Who is the Colorado Criminal Justice Reform Coalition?

Our mission is to reverse the trend of mass incarceration in Colorado. We are a coalition of nearly 7,000 individual members and over 100 faith and community organizations who have united to stop perpetual prison expansion in Colorado through policy and sentence reform.

Our chief areas of interest include drug policy reform, women in prison, racial injustice, the impact of incarceration on children and families, the problems associated with re-entry and stopping the practice of using private prisons in our state.

If you would like to be involved please go to our website and become a member.

Wednesday, January 23, 2008

Tough But Smart On Drugs - NY TIMES EDITORIAL

Restorative justice needs more support nationwide.

A dozen troubled men and women from Hempstead, N.Y., got an unusual break this month. They had been caught on tape selling drugs, and as repeat offenders faced serious prison time. But after attending a community meeting, at which they endured the scoldings of neighbors and promised a prosecutor that they would stay out of trouble and take advantage of social services like drug treatment, they walked free.
It sounds a little like the prayer-meeting scene from “Guys and Dolls,” in which a cynical bunch of gamblers grit their teeth through a public show of piety to pay off a bet. A few lawyers, police officers and a local columnist instantly accused the Nassau County district attorney, Kathleen Rice, of rewarding criminals, presumably out of a touchy-feely preference for second and third chances over tough justice.
Ms. Rice, however, is no storefront missionary. She was elected in 2005 on a promise to bring fresh ideas and new energy to an office that had been on autopilot for years. Since then she has been aggressive and innovative in tackling chronic problems like drunken driving, which she has pursued with high-profile prosecutions and a policy of refusing all plea bargains.
The Hempstead initiative was inspired by the work of David Kennedy, a criminal-justice expert who, while at Harvard, developed an acclaimed strategy for reducing violent crime in Boston that was later used in other cities. The idea is to bring multiple forces to bear, not just cops and courts. In Boston, gang leaders were summoned to “call-ins,” meetings with ministers and prosecutors, and told to obey the law or face long sentences. The resulting plunge in violent crime — one gun death in two and a half years — was called the “Boston miracle.”
Hempstead, which has struggled for years with poverty and drug crime, could use something similar.

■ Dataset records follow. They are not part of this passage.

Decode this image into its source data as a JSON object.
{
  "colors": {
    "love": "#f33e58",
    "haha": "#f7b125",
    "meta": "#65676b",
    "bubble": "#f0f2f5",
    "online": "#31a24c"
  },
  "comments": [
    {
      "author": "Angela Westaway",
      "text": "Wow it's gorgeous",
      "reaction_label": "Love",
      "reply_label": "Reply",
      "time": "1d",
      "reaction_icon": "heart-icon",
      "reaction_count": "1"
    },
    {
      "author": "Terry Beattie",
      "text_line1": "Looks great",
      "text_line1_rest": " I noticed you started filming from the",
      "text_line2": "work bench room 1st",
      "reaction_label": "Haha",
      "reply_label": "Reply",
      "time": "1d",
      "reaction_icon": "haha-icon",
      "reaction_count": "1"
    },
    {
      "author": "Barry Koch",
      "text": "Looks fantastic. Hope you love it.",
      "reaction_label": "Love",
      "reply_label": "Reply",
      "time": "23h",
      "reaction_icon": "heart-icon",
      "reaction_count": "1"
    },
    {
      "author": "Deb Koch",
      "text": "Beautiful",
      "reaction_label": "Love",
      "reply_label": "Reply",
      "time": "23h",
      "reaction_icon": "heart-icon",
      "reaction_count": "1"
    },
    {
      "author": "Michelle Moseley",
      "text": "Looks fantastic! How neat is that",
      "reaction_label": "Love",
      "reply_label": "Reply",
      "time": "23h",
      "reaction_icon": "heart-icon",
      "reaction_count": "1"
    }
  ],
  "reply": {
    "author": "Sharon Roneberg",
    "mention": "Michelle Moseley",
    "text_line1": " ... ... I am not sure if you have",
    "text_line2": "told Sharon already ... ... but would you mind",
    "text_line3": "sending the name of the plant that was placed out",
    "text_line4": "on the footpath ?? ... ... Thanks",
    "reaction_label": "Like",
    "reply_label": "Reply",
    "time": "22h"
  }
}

Its residents complained for years about a notorious open-air drug market to no great effect. Dealers and buyers would be arrested, but sent through the wash-rinse-repeat cycle of justice, which was never enough to set them straight.
NY TIMES Editorial


Anonymous said...

We need to take a new look at what is right constitutionaly. People have a right to live there life without a bunch of laws written, that violate our right to live our lives as we choose. Why not legalize drugs as we did alcohol. That would stop the crime element, and save the taxpayers about 90 billion dollars a year on the failed policys of the Drug Enforcement Agency. There are more people killed fighting over the making selling and trying to arrest them than are by the people who use the stuff. A national poll said if drugs were legal, 99 percent said they wouldnt use them. Also more people die in a year from prescription drugs.

Anonymous said...

My friend Dan, was killed by a bad batch of heroin 5 days before Christmas. Legal or not, heroin kills. Yes, more drug rehab is needed, and not prisons, but the addicts need to want to change. The programs have to be performance audited, which, according to the state auditor's office has never been done in Colorado. You must keep them away from temptation. You must give them hope. They MUST want to change. Dan did not want to change, but he never completed a program. His mother mortgaged their house, but he was mentally challenged and died from drugs.
Such a waste.

Anonymous said...